I’ve had many debates
with my editor friends at both print and online outlets about their responsibility reporting dubious research claims as “fact.”
But this is really only marginally a press problem. As long as they have a credible source, and present the data sourced and quoted, they’re off the hook -- regarding the content of the story at least. Working under daily deadlines, they have neither the time nor the resources to vet every claim.
They simply report what people say. I would not want the editors of MediaPost to question every research-based claim I make. If someone has a problem with it, let them say so in the comments section, or write their own article.
I do think, however, that reporters who have been covering this business for years shouldn’t pretend they know nothing about these topics. When they do use some of these mediocre or agenda-based research studies, they should at least quote a more objective source within the same story (I, and several other research executives I know, would gladly offer our services in this regard).
Several years ago, my colleague, Sharianne Brill
and I were co-chairs of the Council For Research Excellence’s Media Consumption and Engagement Committee.
Along with some of the best research minds in the business (buyers, sellers, and advertisers) we helped develop the landmark Video Consumer Mapping Study.
There were two tidbits that came out of this study that did not receive much press. First, when asked about their media behavior, people dramatically overstate their online usage and understate their TV usage.
I recall after the study we asked the participants about their media behavior. One person was asked how much time she spends on her smartphone. She thought it was at least two to three hours a day. It was actually about 20 minutes. And this was someone who knew we had just observed her actual media usage. People simply have no real idea about how much time per day they spend using different media devices.
The second point, which came as a surprise to me, was that Nielsen data for broad usage levels (total people, adults 18-49) was remarkably similar to the results of the observational data. This started to change as the demo groups got smaller, but for the broad categories it was spot on.
I only bring this up because when it comes to determining whether TV viewing is shifting, I much prefer to rely on Nielsen data and its Total Audience Report than studies done by companies that benefit from people thinking TV viewing is declining, while alternate sources are growing unabated.
In reality, television viewing is down by 3% from last year, while video viewing on Internet, smartphone, and multimedia devices combined is up by 45%. Misleading statistics considering their vastly different starting points. A more telling statistic is that 91% of all video viewing is still to traditional TV (and more than 90% of that is live viewing).

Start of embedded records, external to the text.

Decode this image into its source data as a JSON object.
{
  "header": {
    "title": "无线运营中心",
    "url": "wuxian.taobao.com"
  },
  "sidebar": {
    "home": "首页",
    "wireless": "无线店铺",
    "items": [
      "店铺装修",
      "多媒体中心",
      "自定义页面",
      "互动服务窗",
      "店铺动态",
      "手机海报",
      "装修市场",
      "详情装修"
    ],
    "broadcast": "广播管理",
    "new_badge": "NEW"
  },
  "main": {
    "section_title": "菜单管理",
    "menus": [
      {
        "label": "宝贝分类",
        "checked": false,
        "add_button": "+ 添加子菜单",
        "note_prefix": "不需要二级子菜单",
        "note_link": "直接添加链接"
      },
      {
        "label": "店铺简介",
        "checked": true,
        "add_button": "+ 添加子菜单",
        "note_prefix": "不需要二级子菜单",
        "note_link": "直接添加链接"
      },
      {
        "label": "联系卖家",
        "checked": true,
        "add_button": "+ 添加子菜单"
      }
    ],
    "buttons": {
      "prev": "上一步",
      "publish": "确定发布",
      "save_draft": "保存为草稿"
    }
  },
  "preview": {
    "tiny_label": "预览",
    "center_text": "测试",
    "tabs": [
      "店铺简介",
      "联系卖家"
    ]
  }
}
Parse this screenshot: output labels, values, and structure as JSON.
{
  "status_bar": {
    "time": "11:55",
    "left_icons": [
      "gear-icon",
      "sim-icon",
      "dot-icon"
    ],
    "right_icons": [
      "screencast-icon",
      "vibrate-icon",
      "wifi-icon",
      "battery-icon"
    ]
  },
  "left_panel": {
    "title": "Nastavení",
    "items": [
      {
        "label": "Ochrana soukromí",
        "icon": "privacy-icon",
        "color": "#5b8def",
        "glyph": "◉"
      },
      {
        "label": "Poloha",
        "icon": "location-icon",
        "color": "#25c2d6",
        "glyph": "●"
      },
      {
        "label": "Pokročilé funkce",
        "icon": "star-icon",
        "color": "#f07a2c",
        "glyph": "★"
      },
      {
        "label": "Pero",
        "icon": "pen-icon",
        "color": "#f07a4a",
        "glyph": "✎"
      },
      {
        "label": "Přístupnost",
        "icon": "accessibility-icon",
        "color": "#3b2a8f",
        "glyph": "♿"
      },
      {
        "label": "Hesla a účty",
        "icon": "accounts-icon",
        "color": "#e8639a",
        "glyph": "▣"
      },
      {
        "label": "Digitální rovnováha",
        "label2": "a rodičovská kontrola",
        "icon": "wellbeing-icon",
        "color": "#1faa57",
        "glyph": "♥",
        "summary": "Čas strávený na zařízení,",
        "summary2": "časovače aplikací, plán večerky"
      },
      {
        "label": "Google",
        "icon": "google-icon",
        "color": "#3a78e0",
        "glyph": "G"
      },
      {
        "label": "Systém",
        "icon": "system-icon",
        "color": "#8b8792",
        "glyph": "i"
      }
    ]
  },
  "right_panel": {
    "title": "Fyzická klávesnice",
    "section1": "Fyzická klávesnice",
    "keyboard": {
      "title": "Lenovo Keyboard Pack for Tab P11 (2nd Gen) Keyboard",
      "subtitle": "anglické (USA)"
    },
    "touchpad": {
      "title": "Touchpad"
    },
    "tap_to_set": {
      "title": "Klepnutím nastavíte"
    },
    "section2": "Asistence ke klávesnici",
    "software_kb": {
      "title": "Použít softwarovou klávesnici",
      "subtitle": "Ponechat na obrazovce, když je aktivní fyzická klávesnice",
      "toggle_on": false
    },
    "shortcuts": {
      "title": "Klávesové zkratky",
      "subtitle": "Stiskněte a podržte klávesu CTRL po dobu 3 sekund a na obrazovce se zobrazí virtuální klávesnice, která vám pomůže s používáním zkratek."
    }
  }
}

Even among the under-25 crowd, more than 80% of viewing is still to traditional television.
Another way to look at it is that viewers spend nearly 5 ½ hours per day watching television, compared to about 25 minutes per day watching video on the Internet and smartphones combined.
Television viewing, while not immune to the many other sources available to consumers, is still dominant and quite healthy thank you.

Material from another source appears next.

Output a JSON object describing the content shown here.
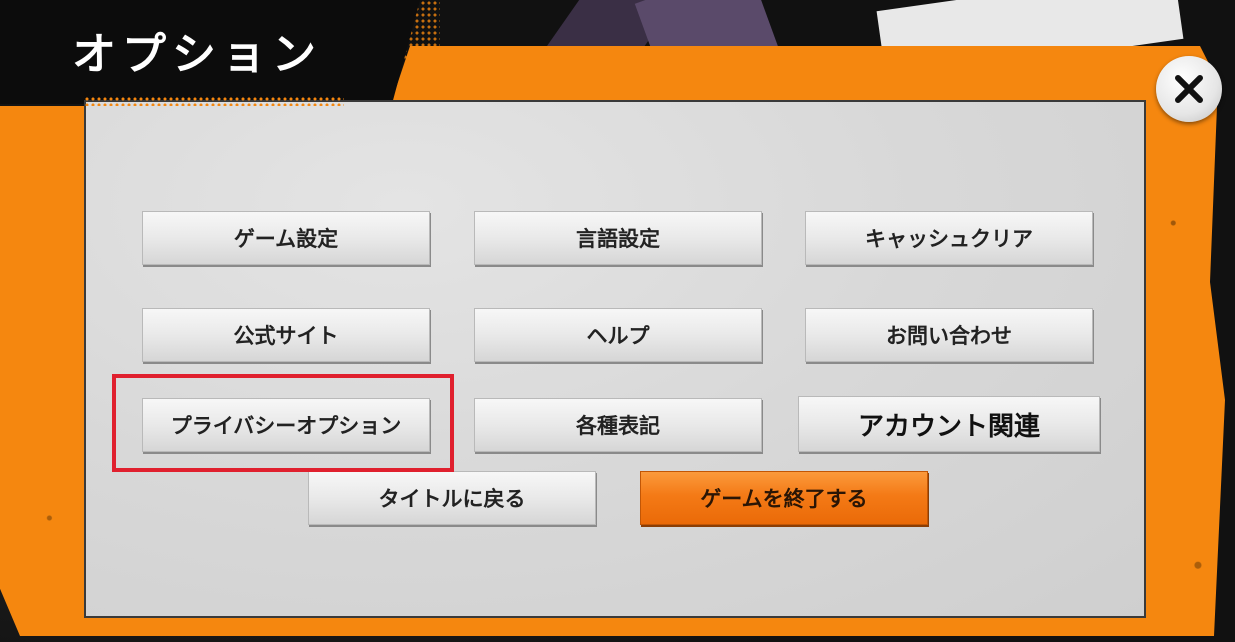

What’s the bottom line here? When seeing headlines proclaiming or predicting the downfall of traditional television, read the entire article and note the source.
Steve Sternberg is has more then 30 years of television and video analysis experience, having held top research posts at Bozell, TN Media, Magna Global, and ION Media Networks.